═════ Entries supplied
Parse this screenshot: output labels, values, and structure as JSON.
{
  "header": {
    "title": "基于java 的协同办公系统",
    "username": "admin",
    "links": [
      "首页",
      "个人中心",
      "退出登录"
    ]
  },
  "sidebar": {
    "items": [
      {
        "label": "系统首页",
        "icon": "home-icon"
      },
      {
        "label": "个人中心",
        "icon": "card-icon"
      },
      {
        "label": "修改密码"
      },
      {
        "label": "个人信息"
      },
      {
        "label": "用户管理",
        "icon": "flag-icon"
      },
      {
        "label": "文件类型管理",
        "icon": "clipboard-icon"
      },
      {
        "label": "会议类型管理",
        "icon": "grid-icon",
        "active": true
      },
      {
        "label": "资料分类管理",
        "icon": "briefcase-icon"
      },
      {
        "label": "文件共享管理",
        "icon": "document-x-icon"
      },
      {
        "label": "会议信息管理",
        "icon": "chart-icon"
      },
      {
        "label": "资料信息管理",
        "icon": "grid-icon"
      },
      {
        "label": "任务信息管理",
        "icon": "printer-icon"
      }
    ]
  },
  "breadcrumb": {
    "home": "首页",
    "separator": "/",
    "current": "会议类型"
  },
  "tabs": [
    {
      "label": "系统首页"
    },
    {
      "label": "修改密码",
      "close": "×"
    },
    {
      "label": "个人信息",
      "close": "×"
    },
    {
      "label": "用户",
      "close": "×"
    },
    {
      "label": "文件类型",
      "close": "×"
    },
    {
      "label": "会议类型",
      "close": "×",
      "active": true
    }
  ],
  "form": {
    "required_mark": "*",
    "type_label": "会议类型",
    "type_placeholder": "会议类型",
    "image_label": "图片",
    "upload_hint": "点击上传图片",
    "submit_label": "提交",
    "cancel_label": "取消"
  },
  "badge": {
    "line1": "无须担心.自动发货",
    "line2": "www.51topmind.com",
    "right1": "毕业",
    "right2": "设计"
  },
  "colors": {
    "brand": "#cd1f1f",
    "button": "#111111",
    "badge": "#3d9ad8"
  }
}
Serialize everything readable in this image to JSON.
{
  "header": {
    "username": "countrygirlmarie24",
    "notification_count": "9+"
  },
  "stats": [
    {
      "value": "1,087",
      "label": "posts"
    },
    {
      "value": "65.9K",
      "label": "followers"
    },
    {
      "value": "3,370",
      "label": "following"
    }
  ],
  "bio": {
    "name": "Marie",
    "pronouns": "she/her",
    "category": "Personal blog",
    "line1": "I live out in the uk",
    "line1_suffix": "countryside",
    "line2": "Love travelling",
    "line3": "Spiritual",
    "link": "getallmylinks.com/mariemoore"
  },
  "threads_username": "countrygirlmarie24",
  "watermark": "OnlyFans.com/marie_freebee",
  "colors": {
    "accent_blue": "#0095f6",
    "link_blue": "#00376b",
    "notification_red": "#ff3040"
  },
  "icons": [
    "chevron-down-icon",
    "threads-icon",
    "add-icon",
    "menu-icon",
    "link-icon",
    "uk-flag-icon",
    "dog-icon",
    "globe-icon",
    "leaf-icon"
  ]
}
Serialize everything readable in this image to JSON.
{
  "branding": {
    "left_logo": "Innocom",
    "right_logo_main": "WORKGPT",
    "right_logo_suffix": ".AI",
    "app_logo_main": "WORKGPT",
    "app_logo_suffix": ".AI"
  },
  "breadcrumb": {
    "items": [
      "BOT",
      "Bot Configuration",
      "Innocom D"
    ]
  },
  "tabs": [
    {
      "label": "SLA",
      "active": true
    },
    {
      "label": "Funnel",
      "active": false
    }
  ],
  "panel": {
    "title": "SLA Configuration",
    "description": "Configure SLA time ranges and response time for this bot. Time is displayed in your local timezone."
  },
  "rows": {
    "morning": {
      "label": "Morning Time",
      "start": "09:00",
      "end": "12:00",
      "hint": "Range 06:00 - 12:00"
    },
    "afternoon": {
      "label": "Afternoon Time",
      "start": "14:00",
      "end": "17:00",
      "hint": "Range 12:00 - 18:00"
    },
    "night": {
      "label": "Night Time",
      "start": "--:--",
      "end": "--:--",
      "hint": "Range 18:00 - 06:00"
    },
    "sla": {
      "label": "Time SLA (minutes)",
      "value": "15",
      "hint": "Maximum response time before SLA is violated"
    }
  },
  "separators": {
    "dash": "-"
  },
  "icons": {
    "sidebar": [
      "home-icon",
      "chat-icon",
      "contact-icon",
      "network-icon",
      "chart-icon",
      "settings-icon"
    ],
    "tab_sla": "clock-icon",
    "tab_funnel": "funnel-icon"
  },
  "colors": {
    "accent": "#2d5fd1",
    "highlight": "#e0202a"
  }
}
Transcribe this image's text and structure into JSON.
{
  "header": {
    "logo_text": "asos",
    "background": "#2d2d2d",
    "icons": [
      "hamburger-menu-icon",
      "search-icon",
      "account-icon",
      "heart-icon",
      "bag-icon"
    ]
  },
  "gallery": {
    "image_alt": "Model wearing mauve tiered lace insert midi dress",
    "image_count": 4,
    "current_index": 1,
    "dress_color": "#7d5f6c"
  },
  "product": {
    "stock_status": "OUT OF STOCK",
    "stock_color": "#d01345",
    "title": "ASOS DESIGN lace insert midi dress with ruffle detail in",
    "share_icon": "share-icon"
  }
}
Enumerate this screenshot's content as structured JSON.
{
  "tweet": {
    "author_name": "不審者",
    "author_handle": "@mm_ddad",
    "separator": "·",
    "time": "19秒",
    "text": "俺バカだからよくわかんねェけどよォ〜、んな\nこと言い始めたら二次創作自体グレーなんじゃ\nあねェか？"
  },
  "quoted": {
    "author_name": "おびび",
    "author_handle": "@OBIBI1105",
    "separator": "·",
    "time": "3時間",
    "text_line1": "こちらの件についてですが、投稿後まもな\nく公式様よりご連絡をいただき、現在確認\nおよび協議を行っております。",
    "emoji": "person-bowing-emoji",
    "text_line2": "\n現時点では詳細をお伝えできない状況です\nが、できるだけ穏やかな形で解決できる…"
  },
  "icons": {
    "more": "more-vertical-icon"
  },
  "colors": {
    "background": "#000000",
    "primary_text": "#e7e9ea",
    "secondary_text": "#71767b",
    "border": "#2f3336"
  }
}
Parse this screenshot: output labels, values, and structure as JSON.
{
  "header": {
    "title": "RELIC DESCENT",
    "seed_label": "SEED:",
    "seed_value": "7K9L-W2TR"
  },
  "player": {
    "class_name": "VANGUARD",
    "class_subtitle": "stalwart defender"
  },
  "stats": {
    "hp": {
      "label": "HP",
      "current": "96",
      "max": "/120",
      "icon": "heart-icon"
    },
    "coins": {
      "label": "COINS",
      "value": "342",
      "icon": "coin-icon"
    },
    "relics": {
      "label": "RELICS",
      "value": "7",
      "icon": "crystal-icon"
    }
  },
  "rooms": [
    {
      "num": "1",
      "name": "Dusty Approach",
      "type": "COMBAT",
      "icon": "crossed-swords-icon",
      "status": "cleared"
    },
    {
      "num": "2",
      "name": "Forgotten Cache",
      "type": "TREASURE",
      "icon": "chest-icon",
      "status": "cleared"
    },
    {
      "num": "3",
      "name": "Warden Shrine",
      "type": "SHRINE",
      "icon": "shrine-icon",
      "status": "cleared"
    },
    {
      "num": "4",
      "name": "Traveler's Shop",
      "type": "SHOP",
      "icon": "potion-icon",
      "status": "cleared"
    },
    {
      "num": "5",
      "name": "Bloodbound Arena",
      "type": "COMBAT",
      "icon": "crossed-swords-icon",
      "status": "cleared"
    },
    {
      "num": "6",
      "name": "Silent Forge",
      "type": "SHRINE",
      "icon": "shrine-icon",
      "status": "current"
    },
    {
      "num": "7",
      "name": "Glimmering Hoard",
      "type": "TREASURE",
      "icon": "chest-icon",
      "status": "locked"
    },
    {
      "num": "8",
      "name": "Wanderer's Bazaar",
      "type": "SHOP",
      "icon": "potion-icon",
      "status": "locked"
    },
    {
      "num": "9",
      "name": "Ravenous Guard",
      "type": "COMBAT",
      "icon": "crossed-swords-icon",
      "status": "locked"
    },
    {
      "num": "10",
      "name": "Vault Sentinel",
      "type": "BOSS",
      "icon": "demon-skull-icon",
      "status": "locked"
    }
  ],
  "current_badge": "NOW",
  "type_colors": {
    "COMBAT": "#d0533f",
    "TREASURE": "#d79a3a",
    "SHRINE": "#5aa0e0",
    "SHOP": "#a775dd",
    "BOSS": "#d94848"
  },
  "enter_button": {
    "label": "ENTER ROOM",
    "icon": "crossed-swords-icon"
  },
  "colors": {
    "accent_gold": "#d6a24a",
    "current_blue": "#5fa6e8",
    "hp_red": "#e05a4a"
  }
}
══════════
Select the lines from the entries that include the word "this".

Parse this screenshot: output labels, values, and structure as JSON.
Serialize everything readable in this image to JSON.
Serialize everything readable in this image to JSON.
    "description": "Configure SLA time ranges and response time for this bot. Time is displayed in your local timezone."
Transcribe this image's text and structure into JSON.
Enumerate this screenshot's content as structured JSON.
Parse this screenshot: output labels, values, and structure as JSON.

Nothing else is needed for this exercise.